Super Smash Bros. Ultimate director shared some good news for Nintendo fans during a recent interview, which is that he currently has no plans of retiring. In fact, it sounds like he's not thinking of retiring anytime soon. The creator and long-running creative director of Super Smash Bros, Sakurai is 51 years old, which is right about the age many start thinking about retirement. And it's been well-documented how much game development has taken a toll on Sakurai. Back in 2019, he revealed he was on IV drips at one point during Super Smash Bros. Ultimate's development. Knowing this context, you wouldn't blame Sakurai for hanging up the boots early or at least transitioning to something far less stressful. Again though, it doesn't sound like this is on Sakurai's mind. While Sakurai quickly admits game development is a very hard job, he's not ready to call it quits, especially when he's still in demand, which he is. While the Super Smash Bros. series could and will eventually live on without Sakurai, it's nonetheless difficult to imagine.
"Our generation believes too heavily about always retiring in their 60's," said Sakurai while speaking with Tekken director Katsuhiro Harada. "So, for example, if they're around 50 they tend to think they've only got 10 years left. But you're going to live after that too so you have to keep working. Life expectancy is getting longer and the population is getting older so contributing to society even after 60 if you can is, I think, something you have to think about no matter what job you do. If you can still do what you're good at and if there's demand, you can just do it. If not, you can just change what you do."
"For example, Harada-san, or I, have been doing things that other people haven't done so I think there'd be always a demand for it in some way.
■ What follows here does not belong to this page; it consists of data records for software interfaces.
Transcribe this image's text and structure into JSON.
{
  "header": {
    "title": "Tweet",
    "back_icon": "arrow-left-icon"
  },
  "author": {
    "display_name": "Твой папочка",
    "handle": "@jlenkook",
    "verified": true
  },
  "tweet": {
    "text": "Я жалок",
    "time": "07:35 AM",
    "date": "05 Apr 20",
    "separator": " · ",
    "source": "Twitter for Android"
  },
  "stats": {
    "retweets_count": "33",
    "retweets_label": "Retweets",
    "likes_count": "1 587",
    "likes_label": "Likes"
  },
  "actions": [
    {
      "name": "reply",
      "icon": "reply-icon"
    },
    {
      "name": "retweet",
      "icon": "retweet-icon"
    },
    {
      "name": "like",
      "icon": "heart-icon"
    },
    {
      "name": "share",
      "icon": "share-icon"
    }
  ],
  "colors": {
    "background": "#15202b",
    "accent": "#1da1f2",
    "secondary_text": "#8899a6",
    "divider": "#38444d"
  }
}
I'll call it 'art' though. If nobody likes your art and there's no demand, then you can think about what to do then. However, I'm also thinking whenever it ends for me, there's nothing I can do about it. Making games is really tough. I can't count how many times I've thought that I want to quit. I looked at the questions we received on Twitter and a lot of people asked what kind of game I wanted to make. There's no game I want to make… is what I'd like to say, but basically, games are just more fun to play than make, guys. Even if you work really hard on making one sometimes you can get picked on, things don't go well, and there are many setbacks that can happen. Also, it could mean that you're cutting your own life short to make games. It's really tough like a thorny path. You have to think about competing with others because it's a competition. You have to fight and survive so… In this way, I don't think I can choose when I'll retire myself. However, I also think I should work as long as I can. I think that's one point. if your heart gets broken you can quit but if not and there's demand you can keep doing it forever. That's what I think."
For now, it remains to be seen how much longer Sakurai will continue to pour blood, sweat, and tears into Super Smash Bros, but fans of the series will be relieved to hear it sounds like they are going to get at least one or two more installments from the legendary game developer.
H/T, Nintendo Everything.